What Jennifer Garner’s Everlasting Baby Bump Means for Women

Tabloids are always speculating whether or not a celebrity is pregnant. How many times has it been falsely reported that Jennifer Aniston is expecting a child? The actress is fit yet anytime she eats a cheeseburger news breaks that she has a bun in the oven.

The same goes for Jennifer Garner. The “Alexander and the Terrible, Horrible, No Good, Very Bad Day” star has three children already but rumors swirl regularly that baby number four with husband Ben Affleck is on the way. While on the “Ellen DeGeneres Show” on Monday, Garner silenced the theories. “Supposedly…you have a baby bump,” the talk show host prodded.

"I get congratulated all the time by people that I know, saying, ‘I hear you’re pregnant!’ You know, this one woman who had babysat for us said, ‘OMG! I can’t wait for baby No. 4!’ and I thought, ‘What is going on?’ So I asked around and apparently I have a baby bump. And I’m here to tell you that I do—I do!" But before popping bottles to celebrate a new Garner-Affleck offspring, the mom explains that just because she has a baby bump doesn’t mean that she’s pregnant. “I am not pregnant, but I have had three kids and there is a bump," she explained. "From now on ladies, I will have a bump. And it will be my baby bump. And let’s just all settle in and get used to it. It’s not going anywhere. I have a bump. Its name is Violet, Sam, Sera.”

Jennifer Garner And Her Three Kids

In a world where stick-thin Kendall Jenner is fat-shamed, a size 6 is considered plus-size, “Fitness Mom” and Caroline Berg Erkisen set the very unrealistic standard for post-baby bodies, and celebrities pose on the covers of magazines in bikinis mere weeks after giving birth, Garner’s message is empowering and inspiring.

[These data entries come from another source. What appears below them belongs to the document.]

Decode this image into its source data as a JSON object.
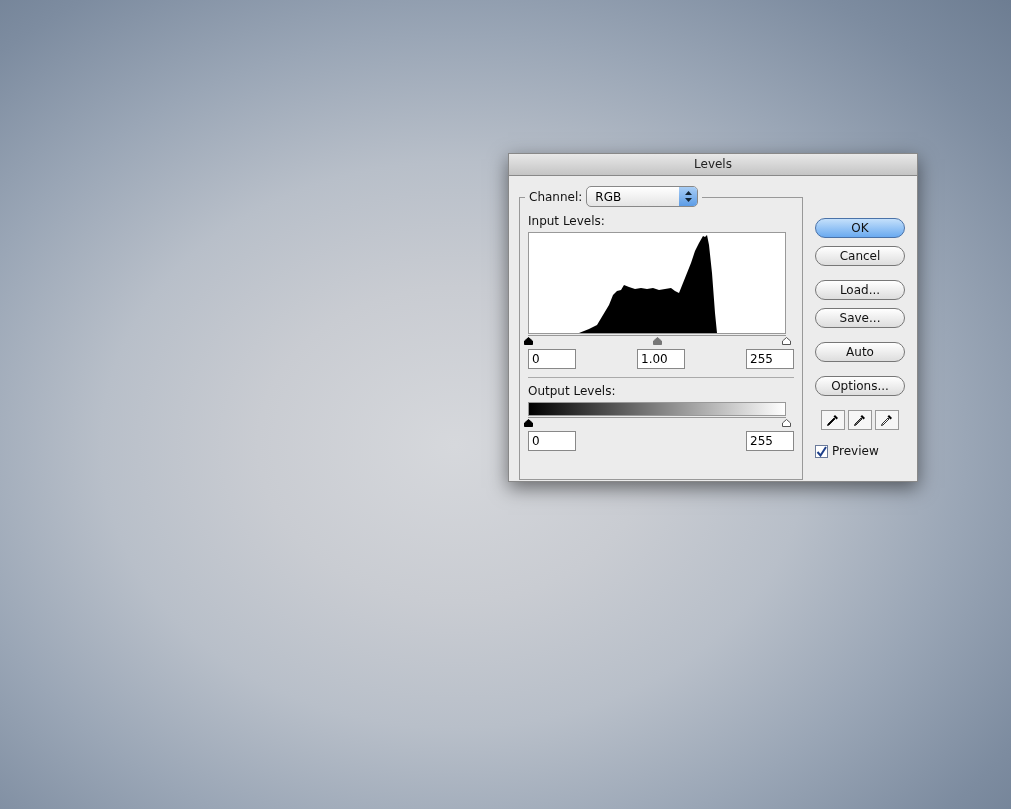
{
  "dialog": {
    "title": "Levels",
    "channel": {
      "label": "Channel:",
      "value": "RGB"
    },
    "input_levels": {
      "label": "Input Levels:",
      "handles": [
        {
          "level": 0,
          "kind": "black"
        },
        {
          "level": 0.5,
          "kind": "gray"
        },
        {
          "level": 1,
          "kind": "white"
        }
      ],
      "fields": [
        "0",
        "1.00",
        "255"
      ]
    },
    "output_levels": {
      "label": "Output Levels:",
      "handles": [
        {
          "level": 0,
          "kind": "black"
        },
        {
          "level": 1,
          "kind": "white"
        }
      ],
      "fields": [
        "0",
        "255"
      ]
    },
    "button_groups": [
      [
        {
          "label": "OK",
          "default": true
        },
        {
          "label": "Cancel",
          "default": false
        }
      ],
      [
        {
          "label": "Load...",
          "default": false
        },
        {
          "label": "Save...",
          "default": false
        }
      ],
      [
        {
          "label": "Auto",
          "default": false
        }
      ],
      [
        {
          "label": "Options...",
          "default": false
        }
      ]
    ],
    "eyedroppers": [
      {
        "kind": "black"
      },
      {
        "kind": "gray"
      },
      {
        "kind": "white"
      }
    ],
    "preview": {
      "label": "Preview",
      "checked": true
    }
  }
}
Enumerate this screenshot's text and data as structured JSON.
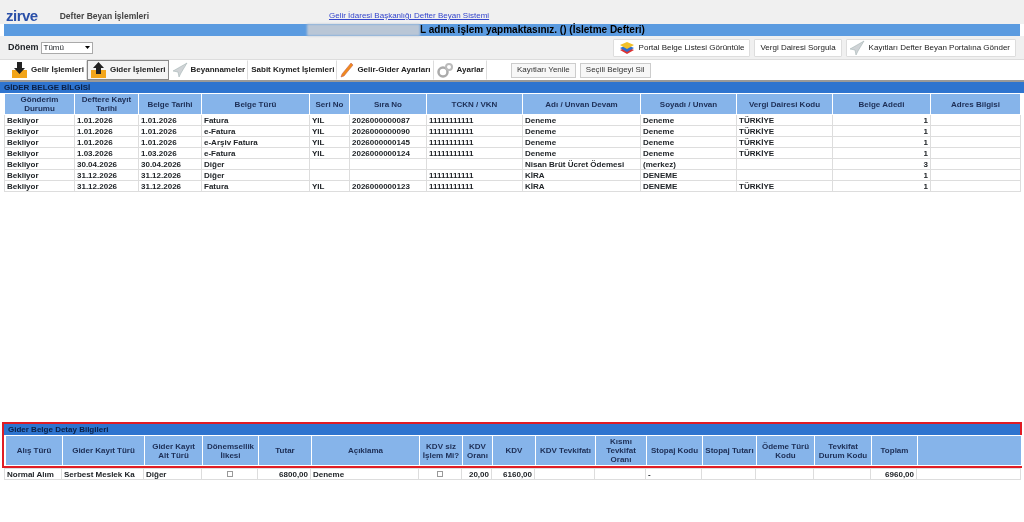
{
  "header": {
    "logo": "zirve",
    "title": "Defter Beyan İşlemleri",
    "link": "Gelir İdaresi Başkanlığı Defter Beyan Sistemi"
  },
  "banner": {
    "text": "L adına işlem yapmaktasınız. () (İsletme Defteri)"
  },
  "period": {
    "label": "Dönem",
    "value": "Tümü"
  },
  "action_buttons": [
    {
      "label": "Portal Belge Listesi Görüntüle",
      "kind": "layers"
    },
    {
      "label": "Vergi Dairesi Sorgula",
      "kind": "plain"
    },
    {
      "label": "Kayıtları Defter Beyan Portalına Gönder",
      "kind": "plane"
    }
  ],
  "tabs": [
    {
      "label": "Gelir İşlemleri",
      "kind": "download",
      "selected": false
    },
    {
      "label": "Gider İşlemleri",
      "kind": "upload",
      "selected": true
    },
    {
      "label": "Beyannameler",
      "kind": "plane",
      "selected": false
    },
    {
      "label": "Sabit Kıymet İşlemleri",
      "kind": "none",
      "selected": false
    },
    {
      "label": "Gelir-Gider Ayarları",
      "kind": "pencil",
      "selected": false
    },
    {
      "label": "Ayarlar",
      "kind": "gears",
      "selected": false
    }
  ],
  "toolbar_buttons": [
    "Kayıtları Yenile",
    "Seçili Belgeyi Sil"
  ],
  "documents": {
    "title": "GİDER BELGE BİLGİSİ",
    "columns": [
      "Gönderim Durumu",
      "Deftere Kayıt Tarihi",
      "Belge Tarihi",
      "Belge Türü",
      "Seri No",
      "Sıra No",
      "TCKN / VKN",
      "Adı / Unvan Devam",
      "Soyadı / Unvan",
      "Vergi Dairesi Kodu",
      "Belge Adedi",
      "Adres Bilgisi"
    ],
    "rows": [
      [
        "Bekliyor",
        "1.01.2026",
        "1.01.2026",
        "Fatura",
        "YIL",
        "2026000000087",
        "11111111111",
        "Deneme",
        "Deneme",
        "TÜRKİYE",
        "1",
        ""
      ],
      [
        "Bekliyor",
        "1.01.2026",
        "1.01.2026",
        "e-Fatura",
        "YIL",
        "2026000000090",
        "11111111111",
        "Deneme",
        "Deneme",
        "TÜRKİYE",
        "1",
        ""
      ],
      [
        "Bekliyor",
        "1.01.2026",
        "1.01.2026",
        "e-Arşiv Fatura",
        "YIL",
        "2026000000145",
        "11111111111",
        "Deneme",
        "Deneme",
        "TÜRKİYE",
        "1",
        ""
      ],
      [
        "Bekliyor",
        "1.03.2026",
        "1.03.2026",
        "e-Fatura",
        "YIL",
        "2026000000124",
        "11111111111",
        "Deneme",
        "Deneme",
        "TÜRKİYE",
        "1",
        ""
      ],
      [
        "Bekliyor",
        "30.04.2026",
        "30.04.2026",
        "Diğer",
        "",
        "",
        "",
        "Nisan Brüt Ücret Ödemesi",
        "(merkez)",
        "",
        "3",
        ""
      ],
      [
        "Bekliyor",
        "31.12.2026",
        "31.12.2026",
        "Diğer",
        "",
        "",
        "11111111111",
        "KİRA",
        "DENEME",
        "",
        "1",
        ""
      ],
      [
        "Bekliyor",
        "31.12.2026",
        "31.12.2026",
        "Fatura",
        "YIL",
        "2026000000123",
        "11111111111",
        "KİRA",
        "DENEME",
        "TÜRKİYE",
        "1",
        ""
      ]
    ]
  },
  "details": {
    "title": "Gider Belge Detay Bilgileri",
    "columns": [
      "Alış Türü",
      "Gider Kayıt Türü",
      "Gider Kayıt Alt Türü",
      "Dönemsellik İlkesi",
      "Tutar",
      "Açıklama",
      "KDV siz İşlem Mi?",
      "KDV Oranı",
      "KDV",
      "KDV Tevkifatı",
      "Kısmı Tevkifat Oranı",
      "Stopaj Kodu",
      "Stopaj Tutarı",
      "Ödeme Türü Kodu",
      "Tevkifat Durum Kodu",
      "Toplam"
    ],
    "rows": [
      {
        "cells": [
          {
            "kind": "text",
            "text": "Normal Alım"
          },
          {
            "kind": "text",
            "text": "Serbest Meslek Ka"
          },
          {
            "kind": "text",
            "text": "Diğer"
          },
          {
            "kind": "checkbox",
            "checked": false
          },
          {
            "kind": "text",
            "text": "6800,00"
          },
          {
            "kind": "text",
            "text": "Deneme"
          },
          {
            "kind": "checkbox",
            "checked": false
          },
          {
            "kind": "text",
            "text": "20,00"
          },
          {
            "kind": "text",
            "text": "6160,00"
          },
          {
            "kind": "text",
            "text": ""
          },
          {
            "kind": "text",
            "text": ""
          },
          {
            "kind": "text",
            "text": "-"
          },
          {
            "kind": "text",
            "text": ""
          },
          {
            "kind": "text",
            "text": ""
          },
          {
            "kind": "text",
            "text": ""
          },
          {
            "kind": "text",
            "text": "6960,00"
          }
        ]
      }
    ]
  }
}
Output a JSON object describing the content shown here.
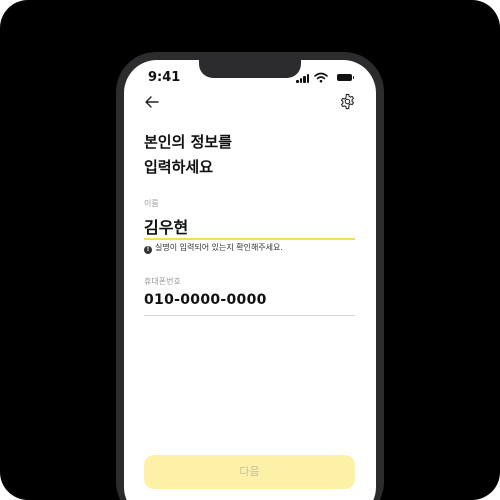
{
  "status_bar": {
    "time": "9:41",
    "icons": [
      "signal-icon",
      "wifi-icon",
      "battery-icon"
    ]
  },
  "header": {
    "back_icon": "arrow-left-icon",
    "settings_icon": "gear-icon"
  },
  "title": {
    "line1": "본인의 정보를",
    "line2": "입력하세요"
  },
  "form": {
    "name": {
      "label": "이름",
      "value": "김우현",
      "warning": "실명이 입력되어 있는지 확인해주세요.",
      "warning_icon": "alert-circle-icon"
    },
    "phone": {
      "label": "휴대폰번호",
      "value": "010-0000-0000"
    }
  },
  "next_button": {
    "label": "다음"
  },
  "colors": {
    "accent": "#f5dd57",
    "button_disabled_bg": "#fcf1a7",
    "background": "#000000"
  }
}
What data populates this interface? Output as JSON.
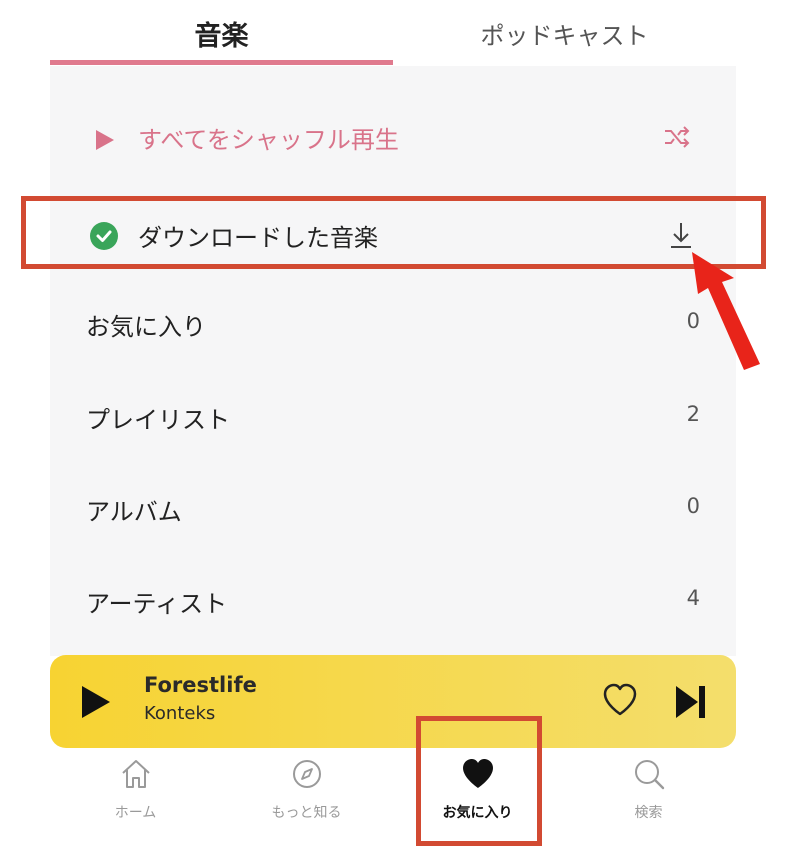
{
  "tabs": {
    "music": "音楽",
    "podcast": "ポッドキャスト",
    "active": "music"
  },
  "shuffle": {
    "label": "すべてをシャッフル再生",
    "play_icon": "play-triangle-icon",
    "shuffle_icon": "shuffle-icon"
  },
  "downloaded": {
    "label": "ダウンロードした音楽",
    "check_icon": "check-circle-icon",
    "download_icon": "download-icon"
  },
  "library": [
    {
      "label": "お気に入り",
      "count": "0"
    },
    {
      "label": "プレイリスト",
      "count": "2"
    },
    {
      "label": "アルバム",
      "count": "0"
    },
    {
      "label": "アーティスト",
      "count": "4"
    }
  ],
  "player": {
    "title": "Forestlife",
    "artist": "Konteks"
  },
  "nav": [
    {
      "label": "ホーム",
      "icon": "home-icon"
    },
    {
      "label": "もっと知る",
      "icon": "compass-icon"
    },
    {
      "label": "お気に入り",
      "icon": "heart-icon",
      "active": true
    },
    {
      "label": "検索",
      "icon": "search-icon"
    }
  ],
  "colors": {
    "accent": "#e07a8e",
    "highlight": "#d24a32",
    "player": "#f7d332",
    "check": "#3aa55a"
  }
}
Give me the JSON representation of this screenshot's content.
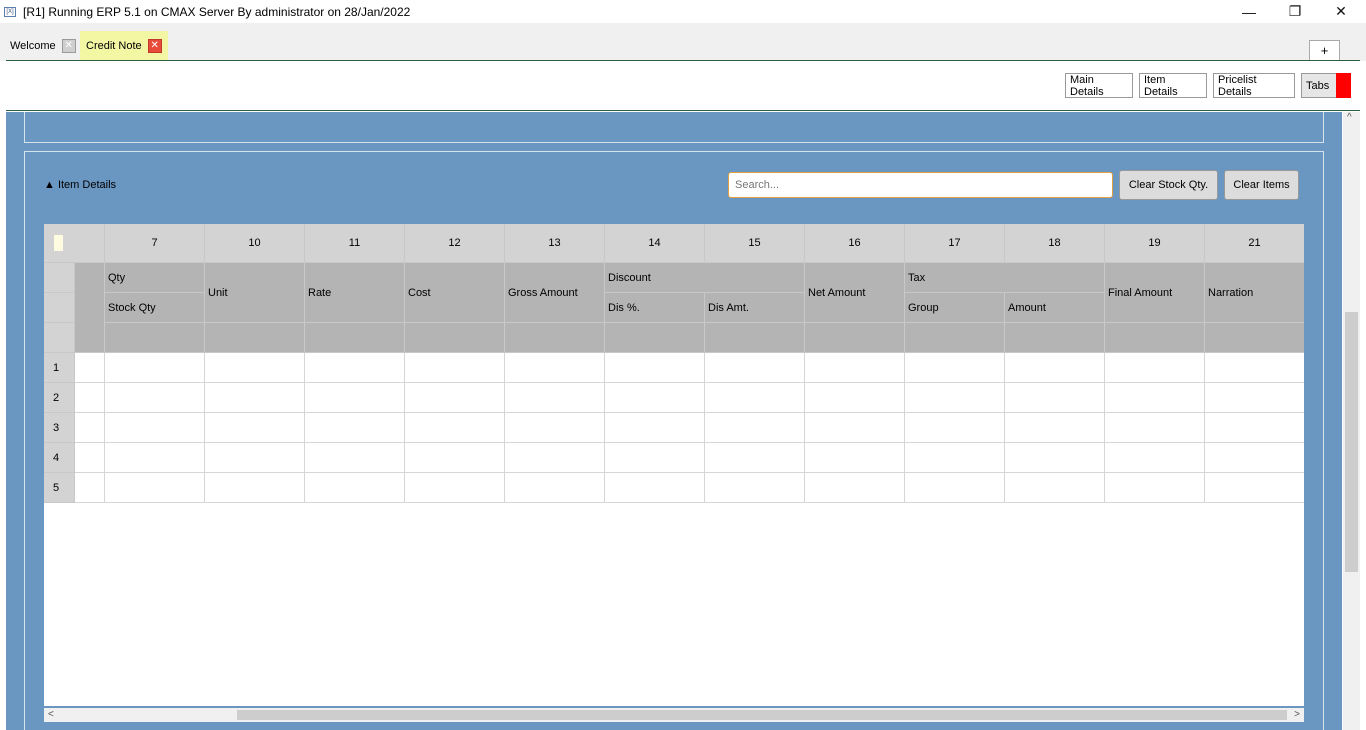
{
  "window": {
    "icon_text": "[X]",
    "title": "[R1] Running ERP 5.1 on CMAX Server By administrator on 28/Jan/2022",
    "minimize": "—",
    "maximize": "❐",
    "close": "✕"
  },
  "tabs": [
    {
      "label": "Welcome",
      "close": "✕"
    },
    {
      "label": "Credit Note",
      "close": "✕"
    }
  ],
  "new_tab_label": "+",
  "toolbar": {
    "main_details": "Main Details",
    "item_details": "Item Details",
    "pricelist_details": "Pricelist Details",
    "tabs": "Tabs"
  },
  "item_section": {
    "title": "▲ Item Details",
    "search_placeholder": "Search...",
    "clear_stock_qty": "Clear Stock Qty.",
    "clear_items": "Clear Items"
  },
  "grid": {
    "column_numbers": [
      "7",
      "10",
      "11",
      "12",
      "13",
      "14",
      "15",
      "16",
      "17",
      "18",
      "19",
      "21"
    ],
    "headers": {
      "qty": "Qty",
      "stock_qty": "Stock Qty",
      "unit": "Unit",
      "rate": "Rate",
      "cost": "Cost",
      "gross_amount": "Gross Amount",
      "discount": "Discount",
      "dis_pct": "Dis %.",
      "dis_amt": "Dis Amt.",
      "net_amount": "Net Amount",
      "tax": "Tax",
      "group": "Group",
      "amount": "Amount",
      "final_amount": "Final Amount",
      "narration": "Narration"
    },
    "row_numbers": [
      "1",
      "2",
      "3",
      "4",
      "5"
    ]
  },
  "scroll": {
    "left": "<",
    "right": ">",
    "up": "^"
  }
}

“Before, during and after pregnancy, mothers receive countless messages that tell them that their bodies need to reflect their pre-baby appearance,” body image expert Dr. Robyn Silverman tells Yahoo Style. “Mothers are directly or indirectly told that this standard should be achieved almost immediately following the birth of a child and without fail, by the time that child is 1-year-old.” 

Silverman, the author of “Good Girls Don’t Get Fat: How Weight Obsession is Messing Up Our Girls & How We Can Help Them Thrive Despite It,” says that women hearing Garner speak confidently about her body can influence the idealistic norm and help shift perceptions. “Garner’s public remark about embracing her permanent baby bump tells women that she is proud of who she is, what her body has accomplished and what her baby bump means to her,” she says. “Hopefully, by hearing her matter-of-fact declaration, other women will be more apt to embrace their forever baby bump too.”

By Lauren Tuck